nachricht Single-stranded DNA and RNA origami go live
15.12.2017 | Wyss Institute for Biologically Inspired Engineering at Harvard

nachricht New antbird species discovered in Peru by LSU ornithologists
15.12.2017 | Louisiana State University

All articles from Life Sciences >>>

The most recent press releases about innovation >>>

Die letzten 5 Focus-News des innovations-reports im Überblick:

Im Focus: First-of-its-kind chemical oscillator offers new level of molecular control

DNA molecules that follow specific instructions could offer more precise molecular control of synthetic chemical systems, a discovery that opens the door for engineers to create molecular machines with new and complex behaviors.

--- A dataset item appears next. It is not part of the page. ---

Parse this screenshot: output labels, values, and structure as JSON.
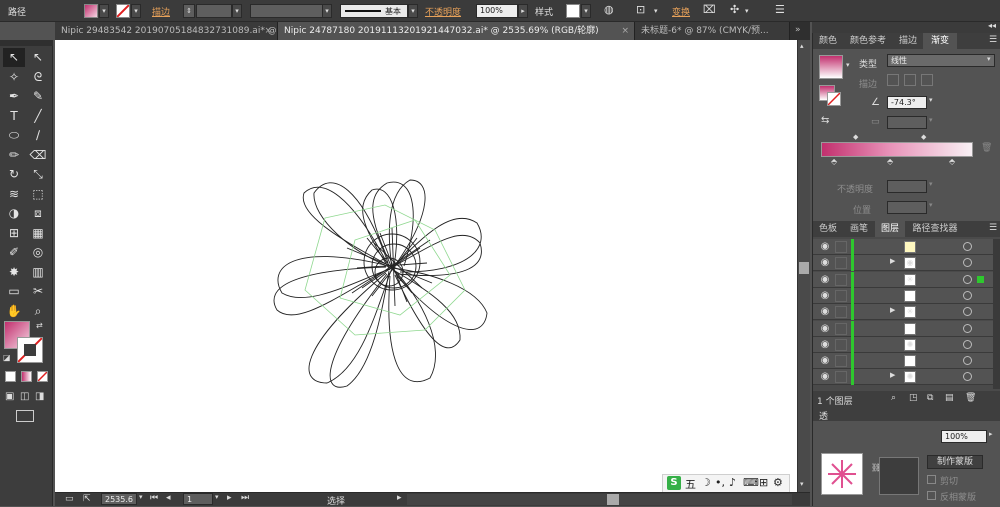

Researchers have created chemical amplifiers and a chemical oscillator using a systematic method that has the potential to embed sophisticated circuit...

Im Focus: Long-lived storage of a photonic qubit for worldwide teleportation

MPQ scientists achieve long storage times for photonic quantum bits which break the lower bound for direct teleportation in a global quantum network.

Concerning the development of quantum memories for the realization of global quantum networks, scientists of the Quantum Dynamics Division led by Professor...

Im Focus: Electromagnetic water cloak eliminates drag and wake

Detailed calculations show water cloaks are feasible with today's technology

Researchers have developed a water cloaking concept based on electromagnetic forces that could eliminate an object's wake, greatly reducing its drag while...

Im Focus: Scientists channel graphene to understand filtration and ion transport into cells

Tiny pores at a cell's entryway act as miniature bouncers, letting in some electrically charged atoms--ions--but blocking others. Operating as exquisitely sensitive filters, these "ion channels" play a critical role in biological functions such as muscle contraction and the firing of brain cells.

To rapidly transport the right ions through the cell membrane, the tiny channels rely on a complex interplay between the ions and surrounding molecules,...

Im Focus: Towards data storage at the single molecule level

The miniaturization of the current technology of storage media is hindered by fundamental limits of quantum mechanics. A new approach consists in using so-called spin-crossover molecules as the smallest possible storage unit. Similar to normal hard drives, these special molecules can save information via their magnetic state. A research team from Kiel University has now managed to successfully place a new class of spin-crossover molecules onto a surface and to improve the molecule’s storage capacity. The storage density of conventional hard drives could therefore theoretically be increased by more than one hundred fold. The study has been published in the scientific journal Nano Letters.

Over the past few years, the building blocks of storage media have gotten ever smaller. But further miniaturization of the current technology is hindered by...

All Focus news of the innovation-report >>>

Anzeige

Anzeige

Event News

See, understand and experience the work of the future

11.12.2017 | Event News

Innovative strategies to tackle parasitic worms

08.12.2017 | Event News

AKL’18: The opportunities and challenges of digitalization in the laser industry

07.12.2017 | Event News

 
Latest News

Engineers program tiny robots to move, think like insects

15.12.2017 | Power and Electrical Engineering

One in 5 materials chemistry papers may be wrong, study suggests

15.12.2017 | Materials Sciences

New antbird species discovered in Peru by LSU ornithologists

15.12.2017 | Life Sciences

VideoLinks
B2B-VideoLinks
More VideoLinks >>>